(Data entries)
++++
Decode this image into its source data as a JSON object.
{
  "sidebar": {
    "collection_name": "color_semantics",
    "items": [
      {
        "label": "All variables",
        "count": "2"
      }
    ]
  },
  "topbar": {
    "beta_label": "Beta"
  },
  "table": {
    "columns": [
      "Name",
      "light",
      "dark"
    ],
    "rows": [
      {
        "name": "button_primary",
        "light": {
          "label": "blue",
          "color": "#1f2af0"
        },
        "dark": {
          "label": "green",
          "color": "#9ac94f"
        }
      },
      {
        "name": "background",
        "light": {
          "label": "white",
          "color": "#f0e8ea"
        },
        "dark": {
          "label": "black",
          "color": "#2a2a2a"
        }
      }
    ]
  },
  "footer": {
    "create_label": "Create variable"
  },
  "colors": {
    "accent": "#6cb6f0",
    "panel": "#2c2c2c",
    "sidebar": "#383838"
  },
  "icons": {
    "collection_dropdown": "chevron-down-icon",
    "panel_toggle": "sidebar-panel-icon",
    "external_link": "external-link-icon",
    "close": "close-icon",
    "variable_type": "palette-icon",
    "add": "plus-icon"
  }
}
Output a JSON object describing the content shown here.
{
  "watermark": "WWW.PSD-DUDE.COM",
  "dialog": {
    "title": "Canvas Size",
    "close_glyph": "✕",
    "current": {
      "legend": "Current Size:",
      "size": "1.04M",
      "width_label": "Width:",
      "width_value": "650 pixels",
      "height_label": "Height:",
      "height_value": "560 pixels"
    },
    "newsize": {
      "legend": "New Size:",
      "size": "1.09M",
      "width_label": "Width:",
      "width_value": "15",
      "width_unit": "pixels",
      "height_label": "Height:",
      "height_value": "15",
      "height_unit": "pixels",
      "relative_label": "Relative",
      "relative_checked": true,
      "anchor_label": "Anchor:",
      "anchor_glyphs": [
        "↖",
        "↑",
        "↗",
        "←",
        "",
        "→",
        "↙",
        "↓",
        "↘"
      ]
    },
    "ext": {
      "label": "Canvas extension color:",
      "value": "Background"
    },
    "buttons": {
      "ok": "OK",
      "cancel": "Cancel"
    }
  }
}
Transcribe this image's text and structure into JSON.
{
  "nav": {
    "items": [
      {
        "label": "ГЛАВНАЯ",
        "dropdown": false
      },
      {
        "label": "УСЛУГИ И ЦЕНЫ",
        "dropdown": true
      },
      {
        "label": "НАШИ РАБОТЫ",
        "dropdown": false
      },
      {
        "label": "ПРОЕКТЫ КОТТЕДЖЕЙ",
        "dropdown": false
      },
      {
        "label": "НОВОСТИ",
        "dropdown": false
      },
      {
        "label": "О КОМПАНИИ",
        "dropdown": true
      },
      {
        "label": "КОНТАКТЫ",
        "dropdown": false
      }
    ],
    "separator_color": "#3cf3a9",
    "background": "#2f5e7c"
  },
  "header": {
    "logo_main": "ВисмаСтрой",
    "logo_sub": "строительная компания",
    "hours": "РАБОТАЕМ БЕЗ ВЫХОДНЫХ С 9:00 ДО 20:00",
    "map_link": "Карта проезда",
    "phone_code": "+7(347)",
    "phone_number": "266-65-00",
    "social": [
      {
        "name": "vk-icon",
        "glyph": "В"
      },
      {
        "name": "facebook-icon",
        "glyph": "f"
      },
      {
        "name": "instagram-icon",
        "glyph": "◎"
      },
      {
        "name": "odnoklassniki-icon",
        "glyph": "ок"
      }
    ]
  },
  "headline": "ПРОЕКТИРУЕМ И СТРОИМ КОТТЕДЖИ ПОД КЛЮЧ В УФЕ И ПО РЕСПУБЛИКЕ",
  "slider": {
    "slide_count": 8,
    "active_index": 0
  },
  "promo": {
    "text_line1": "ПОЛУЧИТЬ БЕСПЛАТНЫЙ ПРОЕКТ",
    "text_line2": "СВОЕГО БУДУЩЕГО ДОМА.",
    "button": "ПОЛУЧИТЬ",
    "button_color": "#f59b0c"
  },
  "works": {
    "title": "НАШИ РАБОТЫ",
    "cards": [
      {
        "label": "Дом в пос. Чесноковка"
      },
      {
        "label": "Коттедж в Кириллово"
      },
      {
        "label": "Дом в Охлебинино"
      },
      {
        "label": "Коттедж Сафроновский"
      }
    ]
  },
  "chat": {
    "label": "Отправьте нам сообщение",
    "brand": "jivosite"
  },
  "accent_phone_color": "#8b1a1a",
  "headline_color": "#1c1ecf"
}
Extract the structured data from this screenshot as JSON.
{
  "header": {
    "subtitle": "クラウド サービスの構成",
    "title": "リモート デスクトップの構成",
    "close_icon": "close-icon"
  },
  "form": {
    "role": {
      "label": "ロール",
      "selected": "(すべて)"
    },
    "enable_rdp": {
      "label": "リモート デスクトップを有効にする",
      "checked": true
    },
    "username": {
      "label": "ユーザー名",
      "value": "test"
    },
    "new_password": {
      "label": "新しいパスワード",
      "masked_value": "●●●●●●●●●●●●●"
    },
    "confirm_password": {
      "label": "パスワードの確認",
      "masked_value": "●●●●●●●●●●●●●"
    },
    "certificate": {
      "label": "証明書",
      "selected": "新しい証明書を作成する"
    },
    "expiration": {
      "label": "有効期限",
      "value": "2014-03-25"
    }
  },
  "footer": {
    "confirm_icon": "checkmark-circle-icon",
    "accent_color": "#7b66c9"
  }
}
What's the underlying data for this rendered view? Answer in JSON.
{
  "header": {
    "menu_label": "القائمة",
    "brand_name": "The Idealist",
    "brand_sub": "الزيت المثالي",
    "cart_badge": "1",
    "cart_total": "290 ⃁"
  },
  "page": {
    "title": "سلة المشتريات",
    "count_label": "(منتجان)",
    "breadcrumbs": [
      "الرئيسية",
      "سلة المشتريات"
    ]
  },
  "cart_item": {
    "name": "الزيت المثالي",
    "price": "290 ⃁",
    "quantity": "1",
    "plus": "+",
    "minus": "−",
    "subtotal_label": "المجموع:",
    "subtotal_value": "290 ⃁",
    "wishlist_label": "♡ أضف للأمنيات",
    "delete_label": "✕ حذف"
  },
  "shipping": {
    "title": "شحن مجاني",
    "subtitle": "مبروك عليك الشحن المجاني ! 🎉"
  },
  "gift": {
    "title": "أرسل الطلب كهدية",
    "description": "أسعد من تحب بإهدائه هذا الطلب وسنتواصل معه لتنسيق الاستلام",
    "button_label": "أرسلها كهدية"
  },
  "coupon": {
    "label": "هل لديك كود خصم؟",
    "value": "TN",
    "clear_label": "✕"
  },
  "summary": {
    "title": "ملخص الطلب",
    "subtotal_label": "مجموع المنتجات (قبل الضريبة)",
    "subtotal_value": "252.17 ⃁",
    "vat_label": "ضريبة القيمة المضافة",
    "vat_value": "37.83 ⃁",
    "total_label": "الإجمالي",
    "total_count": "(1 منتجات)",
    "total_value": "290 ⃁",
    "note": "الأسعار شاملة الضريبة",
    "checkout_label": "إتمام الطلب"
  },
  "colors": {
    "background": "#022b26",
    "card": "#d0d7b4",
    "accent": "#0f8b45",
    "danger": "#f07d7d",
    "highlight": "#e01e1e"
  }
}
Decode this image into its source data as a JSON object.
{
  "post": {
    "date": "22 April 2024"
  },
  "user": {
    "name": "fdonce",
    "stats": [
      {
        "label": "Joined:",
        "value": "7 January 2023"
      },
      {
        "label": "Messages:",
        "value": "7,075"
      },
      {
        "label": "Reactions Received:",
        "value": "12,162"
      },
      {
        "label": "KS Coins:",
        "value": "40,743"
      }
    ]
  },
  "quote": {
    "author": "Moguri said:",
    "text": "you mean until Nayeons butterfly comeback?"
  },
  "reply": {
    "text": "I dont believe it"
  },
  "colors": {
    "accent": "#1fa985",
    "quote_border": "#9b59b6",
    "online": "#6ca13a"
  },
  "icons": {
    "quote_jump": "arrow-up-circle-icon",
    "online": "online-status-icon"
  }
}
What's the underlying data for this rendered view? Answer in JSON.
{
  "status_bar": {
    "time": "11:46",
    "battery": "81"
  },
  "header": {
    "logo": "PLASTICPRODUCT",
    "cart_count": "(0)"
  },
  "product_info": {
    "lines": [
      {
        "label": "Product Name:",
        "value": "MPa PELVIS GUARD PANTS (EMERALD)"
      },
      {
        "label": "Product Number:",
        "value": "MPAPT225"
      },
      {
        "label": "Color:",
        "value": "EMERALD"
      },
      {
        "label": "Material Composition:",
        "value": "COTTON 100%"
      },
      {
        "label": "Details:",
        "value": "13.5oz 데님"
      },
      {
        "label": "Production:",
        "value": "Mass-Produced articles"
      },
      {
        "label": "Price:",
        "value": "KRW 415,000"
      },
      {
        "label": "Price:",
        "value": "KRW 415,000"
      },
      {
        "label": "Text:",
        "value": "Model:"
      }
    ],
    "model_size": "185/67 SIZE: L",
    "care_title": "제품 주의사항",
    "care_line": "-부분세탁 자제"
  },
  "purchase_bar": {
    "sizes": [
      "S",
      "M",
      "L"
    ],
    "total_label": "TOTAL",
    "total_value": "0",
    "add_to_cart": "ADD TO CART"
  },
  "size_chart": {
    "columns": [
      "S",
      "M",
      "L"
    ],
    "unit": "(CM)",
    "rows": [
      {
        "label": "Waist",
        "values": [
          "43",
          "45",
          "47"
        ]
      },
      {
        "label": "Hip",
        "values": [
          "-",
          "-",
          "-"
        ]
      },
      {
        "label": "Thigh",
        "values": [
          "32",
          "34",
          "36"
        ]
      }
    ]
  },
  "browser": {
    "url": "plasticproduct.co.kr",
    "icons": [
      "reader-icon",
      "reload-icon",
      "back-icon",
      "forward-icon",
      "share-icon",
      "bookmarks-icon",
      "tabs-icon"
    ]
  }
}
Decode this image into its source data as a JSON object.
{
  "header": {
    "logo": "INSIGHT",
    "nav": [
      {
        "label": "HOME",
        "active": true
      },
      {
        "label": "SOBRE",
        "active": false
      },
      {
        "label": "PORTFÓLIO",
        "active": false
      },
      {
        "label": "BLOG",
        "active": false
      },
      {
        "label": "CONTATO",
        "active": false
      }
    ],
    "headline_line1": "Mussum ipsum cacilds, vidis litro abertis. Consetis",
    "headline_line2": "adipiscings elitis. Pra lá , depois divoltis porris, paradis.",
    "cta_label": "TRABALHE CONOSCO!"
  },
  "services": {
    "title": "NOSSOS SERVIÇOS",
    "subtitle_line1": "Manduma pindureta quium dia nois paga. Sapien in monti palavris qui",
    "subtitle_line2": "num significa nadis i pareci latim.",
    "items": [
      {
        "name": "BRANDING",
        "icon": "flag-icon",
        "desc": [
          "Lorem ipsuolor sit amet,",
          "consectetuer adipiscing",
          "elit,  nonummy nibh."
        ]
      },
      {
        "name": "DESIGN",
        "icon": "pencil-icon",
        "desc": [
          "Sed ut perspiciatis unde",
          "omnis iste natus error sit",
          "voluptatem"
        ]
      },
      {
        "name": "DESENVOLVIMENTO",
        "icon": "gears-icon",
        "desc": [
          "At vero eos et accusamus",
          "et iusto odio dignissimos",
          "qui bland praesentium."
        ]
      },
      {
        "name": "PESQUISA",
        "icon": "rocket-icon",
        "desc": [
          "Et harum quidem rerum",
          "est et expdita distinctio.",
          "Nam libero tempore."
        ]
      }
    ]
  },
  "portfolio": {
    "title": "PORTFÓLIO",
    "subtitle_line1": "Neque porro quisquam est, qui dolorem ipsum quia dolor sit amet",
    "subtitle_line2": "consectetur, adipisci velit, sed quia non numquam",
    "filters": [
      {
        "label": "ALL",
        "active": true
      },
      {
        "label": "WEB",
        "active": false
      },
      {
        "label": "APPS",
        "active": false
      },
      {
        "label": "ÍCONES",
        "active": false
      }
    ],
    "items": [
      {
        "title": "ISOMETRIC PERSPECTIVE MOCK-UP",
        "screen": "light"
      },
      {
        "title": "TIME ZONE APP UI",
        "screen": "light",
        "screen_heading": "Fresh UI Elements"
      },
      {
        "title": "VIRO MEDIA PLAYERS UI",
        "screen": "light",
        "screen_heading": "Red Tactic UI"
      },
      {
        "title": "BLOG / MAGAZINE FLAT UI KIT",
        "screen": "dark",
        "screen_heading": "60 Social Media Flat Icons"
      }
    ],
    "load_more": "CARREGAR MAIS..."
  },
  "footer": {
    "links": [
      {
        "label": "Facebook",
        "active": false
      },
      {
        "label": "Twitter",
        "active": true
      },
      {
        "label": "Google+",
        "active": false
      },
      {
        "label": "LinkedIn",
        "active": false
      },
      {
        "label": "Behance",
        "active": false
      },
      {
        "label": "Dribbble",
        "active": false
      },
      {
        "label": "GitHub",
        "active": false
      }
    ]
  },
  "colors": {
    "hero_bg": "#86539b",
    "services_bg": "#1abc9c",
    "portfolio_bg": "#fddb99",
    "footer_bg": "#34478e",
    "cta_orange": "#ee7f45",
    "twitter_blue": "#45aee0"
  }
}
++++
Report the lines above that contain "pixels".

■ Result for this task:
      "width_value": "650 pixels",
      "height_value": "560 pixels"
      "width_unit": "pixels",
      "height_unit": "pixels",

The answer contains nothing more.